The U.S. Bank Foundation, the charitable arm of the U.S. Bank, awarded Wonderland Camp a Community Possible grant for the fourth time in a row May 8th, 2020.

The U.S. Bank Foundation, the charitable arm of the U.S. Bank, awarded Wonderland Camp a Community Possible grant for the fourth time in a row May 8th, 2020. The Community Possible program has awarded “Play” category grants to local organizations promoting arts, cultural and play opportunities within disadvantaged communities since 2017.

Wonderland Camp, an 11-week summer camp in Rocky Mount, Mo. designed for those with special needs, received the grant in support of its mission to provide a fun, educational and safe camp experience for children, teenagers and adults who have disabilities; to offer a respite from daily caregiving for their family members and caregivers; and to provide and nurture a personal development experience for volunteers and staff. Having had to cancel the normal summer session out of an abundance of caution for the safety of campers during the COVID-19 crisis, the $4,000 grant will be used to help provide for special weekend camps later in the year, camp operating expenses and miscellaneous maintenance needs.

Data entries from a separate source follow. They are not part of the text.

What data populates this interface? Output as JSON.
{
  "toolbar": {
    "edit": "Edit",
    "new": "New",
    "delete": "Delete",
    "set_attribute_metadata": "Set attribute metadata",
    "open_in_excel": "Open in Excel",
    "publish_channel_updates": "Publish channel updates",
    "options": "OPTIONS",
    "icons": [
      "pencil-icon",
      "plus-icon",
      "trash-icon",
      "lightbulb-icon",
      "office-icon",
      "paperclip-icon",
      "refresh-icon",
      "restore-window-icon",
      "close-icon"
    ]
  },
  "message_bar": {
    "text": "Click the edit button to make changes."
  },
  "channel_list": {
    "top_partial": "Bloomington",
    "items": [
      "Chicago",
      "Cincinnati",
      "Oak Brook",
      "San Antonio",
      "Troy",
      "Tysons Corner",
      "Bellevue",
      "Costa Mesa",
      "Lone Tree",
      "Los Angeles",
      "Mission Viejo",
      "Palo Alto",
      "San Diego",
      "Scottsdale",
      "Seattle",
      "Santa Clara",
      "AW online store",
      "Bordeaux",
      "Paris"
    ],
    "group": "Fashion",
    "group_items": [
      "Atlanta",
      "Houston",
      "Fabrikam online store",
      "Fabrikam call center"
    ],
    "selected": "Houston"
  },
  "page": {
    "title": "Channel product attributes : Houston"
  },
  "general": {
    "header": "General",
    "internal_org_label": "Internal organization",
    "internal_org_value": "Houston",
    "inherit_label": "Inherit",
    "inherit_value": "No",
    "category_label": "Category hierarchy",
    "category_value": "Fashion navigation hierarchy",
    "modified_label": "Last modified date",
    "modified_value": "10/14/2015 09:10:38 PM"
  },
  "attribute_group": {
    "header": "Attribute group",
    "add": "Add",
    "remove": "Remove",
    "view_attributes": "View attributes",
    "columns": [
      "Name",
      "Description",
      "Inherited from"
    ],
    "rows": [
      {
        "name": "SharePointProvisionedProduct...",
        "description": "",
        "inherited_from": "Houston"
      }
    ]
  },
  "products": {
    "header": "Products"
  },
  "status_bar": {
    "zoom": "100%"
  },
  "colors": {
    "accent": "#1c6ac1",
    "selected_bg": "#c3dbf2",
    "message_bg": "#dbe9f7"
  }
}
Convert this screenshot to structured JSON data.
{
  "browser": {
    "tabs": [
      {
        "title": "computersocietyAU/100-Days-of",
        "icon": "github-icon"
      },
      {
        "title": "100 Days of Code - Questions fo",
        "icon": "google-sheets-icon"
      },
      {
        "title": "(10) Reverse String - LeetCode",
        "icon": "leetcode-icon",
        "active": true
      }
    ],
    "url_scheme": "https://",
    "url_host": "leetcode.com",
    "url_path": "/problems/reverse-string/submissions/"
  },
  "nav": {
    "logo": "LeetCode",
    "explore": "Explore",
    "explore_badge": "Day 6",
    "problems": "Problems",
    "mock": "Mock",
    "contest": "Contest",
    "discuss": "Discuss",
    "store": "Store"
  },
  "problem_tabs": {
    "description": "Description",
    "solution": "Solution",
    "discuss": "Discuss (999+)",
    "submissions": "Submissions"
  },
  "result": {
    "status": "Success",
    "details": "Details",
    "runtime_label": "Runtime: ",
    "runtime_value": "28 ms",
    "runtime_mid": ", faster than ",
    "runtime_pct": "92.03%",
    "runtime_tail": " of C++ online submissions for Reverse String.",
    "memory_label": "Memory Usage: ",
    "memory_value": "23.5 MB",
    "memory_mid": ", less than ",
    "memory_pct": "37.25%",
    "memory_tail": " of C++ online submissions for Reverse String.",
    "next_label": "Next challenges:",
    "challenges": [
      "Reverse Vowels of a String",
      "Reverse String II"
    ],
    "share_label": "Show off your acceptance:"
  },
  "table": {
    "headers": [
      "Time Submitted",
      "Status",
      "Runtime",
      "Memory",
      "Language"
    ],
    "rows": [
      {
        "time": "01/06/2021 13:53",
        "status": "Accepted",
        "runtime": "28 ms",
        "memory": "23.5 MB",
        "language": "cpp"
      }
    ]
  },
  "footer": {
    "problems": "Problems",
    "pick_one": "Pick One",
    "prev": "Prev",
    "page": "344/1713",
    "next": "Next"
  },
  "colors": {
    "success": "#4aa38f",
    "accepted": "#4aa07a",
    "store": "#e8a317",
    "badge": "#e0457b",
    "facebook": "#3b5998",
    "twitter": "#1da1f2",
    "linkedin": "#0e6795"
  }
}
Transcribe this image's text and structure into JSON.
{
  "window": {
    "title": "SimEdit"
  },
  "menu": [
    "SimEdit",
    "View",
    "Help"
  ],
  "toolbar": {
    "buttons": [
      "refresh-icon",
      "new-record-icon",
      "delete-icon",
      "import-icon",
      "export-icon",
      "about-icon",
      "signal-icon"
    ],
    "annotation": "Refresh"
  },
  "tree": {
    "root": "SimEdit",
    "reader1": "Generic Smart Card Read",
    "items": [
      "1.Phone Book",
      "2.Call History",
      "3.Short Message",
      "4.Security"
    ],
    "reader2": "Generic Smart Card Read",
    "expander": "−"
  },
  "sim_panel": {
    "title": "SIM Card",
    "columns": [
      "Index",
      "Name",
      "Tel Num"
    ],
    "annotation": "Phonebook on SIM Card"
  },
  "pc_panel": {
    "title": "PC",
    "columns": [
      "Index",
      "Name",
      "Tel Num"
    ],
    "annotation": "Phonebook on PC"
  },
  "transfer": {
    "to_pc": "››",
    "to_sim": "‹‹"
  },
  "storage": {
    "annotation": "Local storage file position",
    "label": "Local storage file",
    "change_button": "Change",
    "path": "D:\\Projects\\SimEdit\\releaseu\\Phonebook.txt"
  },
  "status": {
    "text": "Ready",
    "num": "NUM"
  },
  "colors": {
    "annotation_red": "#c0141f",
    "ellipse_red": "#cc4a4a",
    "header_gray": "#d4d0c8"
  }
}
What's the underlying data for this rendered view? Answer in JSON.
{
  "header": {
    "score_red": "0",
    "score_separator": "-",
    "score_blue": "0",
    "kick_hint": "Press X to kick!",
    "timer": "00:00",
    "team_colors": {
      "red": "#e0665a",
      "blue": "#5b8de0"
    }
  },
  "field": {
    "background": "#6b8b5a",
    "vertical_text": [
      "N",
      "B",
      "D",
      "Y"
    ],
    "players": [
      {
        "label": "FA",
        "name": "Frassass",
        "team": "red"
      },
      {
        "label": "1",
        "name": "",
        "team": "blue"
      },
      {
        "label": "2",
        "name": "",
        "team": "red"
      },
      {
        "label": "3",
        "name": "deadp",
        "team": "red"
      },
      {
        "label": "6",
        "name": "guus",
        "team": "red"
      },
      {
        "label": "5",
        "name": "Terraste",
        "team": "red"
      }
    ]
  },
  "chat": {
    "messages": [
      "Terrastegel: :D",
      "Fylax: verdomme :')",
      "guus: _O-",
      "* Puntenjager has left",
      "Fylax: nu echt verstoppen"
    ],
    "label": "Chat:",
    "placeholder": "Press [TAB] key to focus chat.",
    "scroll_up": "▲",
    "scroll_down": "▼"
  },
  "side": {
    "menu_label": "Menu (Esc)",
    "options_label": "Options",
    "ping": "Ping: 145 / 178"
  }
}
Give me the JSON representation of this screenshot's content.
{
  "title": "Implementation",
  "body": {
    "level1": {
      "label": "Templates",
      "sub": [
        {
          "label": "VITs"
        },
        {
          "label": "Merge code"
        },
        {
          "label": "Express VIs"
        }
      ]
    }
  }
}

Mike Clayton, Wonderland Camp's Director of Fund Development and Communications, said that such contributions are appreciated at any time, but especially welcome after the momentous changes caused by the COVID-19 crisis.

“[Wonderland Camp] encompasses 125 acres—as you can imagine, it costs a lot of money to run a summer camp for people with disabilities of any size, but certainly of that size,” he said. “When we found out we received the U.S. Bank grant for general operating funds, it couldn’t come at a better time—we were completely elated. We’re thrilled to have U.S. Bank in the community…they’re good stewards of the community and always take care of those in need.”

The reason the camp receives such support year after year, Clayton believes, is because it has made responsible use of its donors’ funds throughout their 50-year history. “We operate our camp debt-free, and not a lot of non-profits can say that,” he said. “I think they [U.S bank] realize that Wonderland serves an important purpose.”

The grant was part of the U.S. Bank Foundation’s commitment to creating vibrant communities in its 25-state service area. The Community Possible grant “focuses on closing the gaps between people and possibility in the areas of Work, Home and Play.”

Clayton agreed that summer camps like Wonderland have helped make a real difference in the quality of life for those with disabilities, especially in regard to outdoor play.

“Back in 1969, when Charles Miller founded the Camp…special needs people didn’t have an opportunity to go outside as much and to participate in play like other kids did,” he said. “He wanted people outside swimming, boating, fishing, shooting at the archery range, shooting BB guns, mini-golfing, rock climbing, and crossing the Burma Bridge, all the things that Wonderland Camp is now.”